● **Task directions**:
Would you pull out every line of the material that contains the string "kind"?

● **Extracted data**:
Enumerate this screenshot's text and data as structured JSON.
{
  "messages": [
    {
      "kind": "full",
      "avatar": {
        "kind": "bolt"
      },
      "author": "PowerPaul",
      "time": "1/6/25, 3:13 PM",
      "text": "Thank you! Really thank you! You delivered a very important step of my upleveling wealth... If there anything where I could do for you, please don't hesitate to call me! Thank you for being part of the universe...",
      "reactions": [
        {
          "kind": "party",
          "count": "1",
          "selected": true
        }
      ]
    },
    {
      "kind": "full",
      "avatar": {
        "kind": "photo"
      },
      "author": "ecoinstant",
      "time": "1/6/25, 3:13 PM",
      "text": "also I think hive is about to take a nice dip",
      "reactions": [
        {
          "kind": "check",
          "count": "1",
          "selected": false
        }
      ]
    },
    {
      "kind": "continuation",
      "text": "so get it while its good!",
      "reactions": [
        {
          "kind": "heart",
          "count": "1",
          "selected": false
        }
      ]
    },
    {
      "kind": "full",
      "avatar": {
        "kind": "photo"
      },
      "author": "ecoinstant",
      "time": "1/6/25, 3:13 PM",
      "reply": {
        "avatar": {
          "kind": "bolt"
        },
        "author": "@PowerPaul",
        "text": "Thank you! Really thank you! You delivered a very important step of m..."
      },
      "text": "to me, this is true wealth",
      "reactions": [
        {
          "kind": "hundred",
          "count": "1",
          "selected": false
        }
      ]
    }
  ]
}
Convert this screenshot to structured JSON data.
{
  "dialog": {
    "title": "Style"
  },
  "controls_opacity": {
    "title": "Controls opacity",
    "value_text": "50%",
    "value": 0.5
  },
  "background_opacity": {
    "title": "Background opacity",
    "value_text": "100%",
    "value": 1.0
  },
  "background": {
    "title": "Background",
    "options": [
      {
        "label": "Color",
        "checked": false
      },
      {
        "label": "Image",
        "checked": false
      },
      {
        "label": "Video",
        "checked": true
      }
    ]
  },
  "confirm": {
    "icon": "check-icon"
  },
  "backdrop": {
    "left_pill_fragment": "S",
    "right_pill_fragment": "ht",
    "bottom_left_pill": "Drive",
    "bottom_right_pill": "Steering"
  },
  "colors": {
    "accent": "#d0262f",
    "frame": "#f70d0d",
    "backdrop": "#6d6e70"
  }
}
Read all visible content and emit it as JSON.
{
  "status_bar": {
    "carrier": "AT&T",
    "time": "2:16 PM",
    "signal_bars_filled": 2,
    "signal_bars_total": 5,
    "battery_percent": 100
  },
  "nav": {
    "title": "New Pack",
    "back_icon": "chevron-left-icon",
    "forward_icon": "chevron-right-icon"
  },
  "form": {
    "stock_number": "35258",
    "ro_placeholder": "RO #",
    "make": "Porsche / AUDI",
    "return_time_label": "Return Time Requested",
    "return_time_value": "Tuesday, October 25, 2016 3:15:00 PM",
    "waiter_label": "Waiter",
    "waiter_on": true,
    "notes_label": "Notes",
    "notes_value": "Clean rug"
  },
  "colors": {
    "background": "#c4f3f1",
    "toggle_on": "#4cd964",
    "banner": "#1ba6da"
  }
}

● **Answer to this task**:
      "kind": "full",
        "kind": "bolt"
          "kind": "party",
      "kind": "full",
        "kind": "photo"
          "kind": "check",
      "kind": "continuation",
          "kind": "heart",
      "kind": "full",
        "kind": "photo"
          "kind": "bolt"
          "kind": "hundred",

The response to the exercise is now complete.